The entire night was spent drinking, eating and admiring the various attendee’s rides.
We had beer, wine, pizza and pasta to round out the Italian experience. There was even complimentary scotch tasting provided by Macallan with 12, 15 and 20 year scotch–high brow indeed. Inside the showroom, Atlantic Ducati was more than helpful and encouraged visitors to touch, sit and experience the full stable of Italian machines for sale.
Ducati spent two decades incrementally evolving its superbike design and sticking to a trellis frame layout before completely reinventing its 2012 flagship. Dubbed the “Panigale” after the Bolognese neighborhood where the Italian manufacturer is based, the newest bike addresses its predecessor’s shortcomings with a completely re-imagined design retaining two quintessentially Ducati features: a big twin engine layout, and Desmodromic valves. Though the trellis frame and underseat muffler are gone, the signature Ducati exhaust note remains.
The “1199″ designation isn’t entirely accurate— its L-twin displaces exactly 1,198.16 cc — but besides the misnomer, there’s nothing about this bike that isn’t new. The trellis frame has been replaced with a 9.2-pound aluminum monocoque that incorporates an airbox and uses the engine as a stressed member. Mass has been centralized, ie, moved towards the middle of the bike, thanks to a new, underslung exhaust system. In addition to the smaller muffler, aggressive weight savings throughout include an aluminum fuel tank, lighter wheels and brakes, and re-worked subframes to hold the seats and instrumentation in place. Overall, the Panigale drops a substantial 22 pounds, yielding a wet weight of 414 pounds.

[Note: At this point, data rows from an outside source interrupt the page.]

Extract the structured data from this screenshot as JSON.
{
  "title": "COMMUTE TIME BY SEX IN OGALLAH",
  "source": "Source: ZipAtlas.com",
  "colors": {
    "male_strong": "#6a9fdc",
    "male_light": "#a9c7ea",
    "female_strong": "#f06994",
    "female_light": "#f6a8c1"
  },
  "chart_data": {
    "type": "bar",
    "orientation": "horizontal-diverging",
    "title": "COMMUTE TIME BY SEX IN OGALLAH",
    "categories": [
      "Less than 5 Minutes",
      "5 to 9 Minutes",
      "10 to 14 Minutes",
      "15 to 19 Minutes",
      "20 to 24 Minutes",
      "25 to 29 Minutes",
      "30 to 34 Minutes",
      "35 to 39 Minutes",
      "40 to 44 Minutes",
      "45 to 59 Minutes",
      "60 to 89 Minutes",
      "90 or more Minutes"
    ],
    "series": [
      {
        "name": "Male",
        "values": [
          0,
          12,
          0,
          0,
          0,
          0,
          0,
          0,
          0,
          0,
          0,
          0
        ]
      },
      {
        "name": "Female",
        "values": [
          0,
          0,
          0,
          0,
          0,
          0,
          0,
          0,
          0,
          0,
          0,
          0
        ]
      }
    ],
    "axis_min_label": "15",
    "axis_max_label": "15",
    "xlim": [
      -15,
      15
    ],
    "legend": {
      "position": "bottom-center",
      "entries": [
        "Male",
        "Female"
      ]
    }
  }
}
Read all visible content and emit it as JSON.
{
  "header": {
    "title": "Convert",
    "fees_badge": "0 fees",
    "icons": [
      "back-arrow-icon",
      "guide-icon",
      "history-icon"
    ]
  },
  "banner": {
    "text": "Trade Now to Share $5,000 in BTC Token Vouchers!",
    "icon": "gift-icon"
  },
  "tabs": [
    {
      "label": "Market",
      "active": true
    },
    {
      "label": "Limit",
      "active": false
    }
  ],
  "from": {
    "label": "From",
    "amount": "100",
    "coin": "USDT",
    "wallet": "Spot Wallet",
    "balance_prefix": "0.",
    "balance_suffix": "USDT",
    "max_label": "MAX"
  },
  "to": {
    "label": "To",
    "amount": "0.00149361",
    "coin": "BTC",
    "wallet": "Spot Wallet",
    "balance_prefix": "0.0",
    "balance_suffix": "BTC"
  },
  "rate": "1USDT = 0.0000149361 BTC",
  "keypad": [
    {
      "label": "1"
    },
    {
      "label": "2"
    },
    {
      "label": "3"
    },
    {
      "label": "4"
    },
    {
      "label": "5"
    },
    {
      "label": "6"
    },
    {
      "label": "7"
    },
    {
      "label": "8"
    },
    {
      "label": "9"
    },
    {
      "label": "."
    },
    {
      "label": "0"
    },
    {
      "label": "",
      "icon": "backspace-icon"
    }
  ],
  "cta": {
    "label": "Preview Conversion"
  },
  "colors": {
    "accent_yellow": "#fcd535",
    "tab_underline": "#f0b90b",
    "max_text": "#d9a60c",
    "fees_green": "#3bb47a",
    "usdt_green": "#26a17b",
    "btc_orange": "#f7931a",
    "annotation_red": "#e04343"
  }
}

Among other mods, the new mill alters its internal proportions to facilitate its 25 horsepower gain, resulting in a peak figure of 195 hp at 10,750 rpm. Pistons have been widened to a massive 112 mm bore, the largest you’ll find outside the realm of supersized cruisers. The resulting oversquare ratio is fondly referred to as “Superquadro” by the Italians, and favors high-revving horsepower over midrange torque; though it approaches the bore/stroke figure of a Formula 1 engine, the Panigale still manages a thumping 98 pound-feet of torque, which peaks at a screaming 9,000 rpm. For what it’s worth, Ducati claims the most potent power-to-weight ratio of any production motorcycle.
The Panigale features six electronic control units such as traction control, throttle response, ABS, and a clutchless quick-shift. The settings are negotiated via toggle on the left handgrip and a contrasty TFT screen from a jet fighter cockpit. And yes, there is, of course, a track mode that removes all electronic safety and allows free reign over those 195 horses and braking. The “S” model adds an electronically managed suspension system that adjusts rebound and compression settings from the cockpit; ABS is optional on the base and “S” models, and adds 5.5 pounds to the overall weight.
The lines are very fluid and remind me of the new Lamborghini styling influence found on the Aventador. The plastic almost flexes in the wind similar to aerodynamic designs in Formula 1 racing.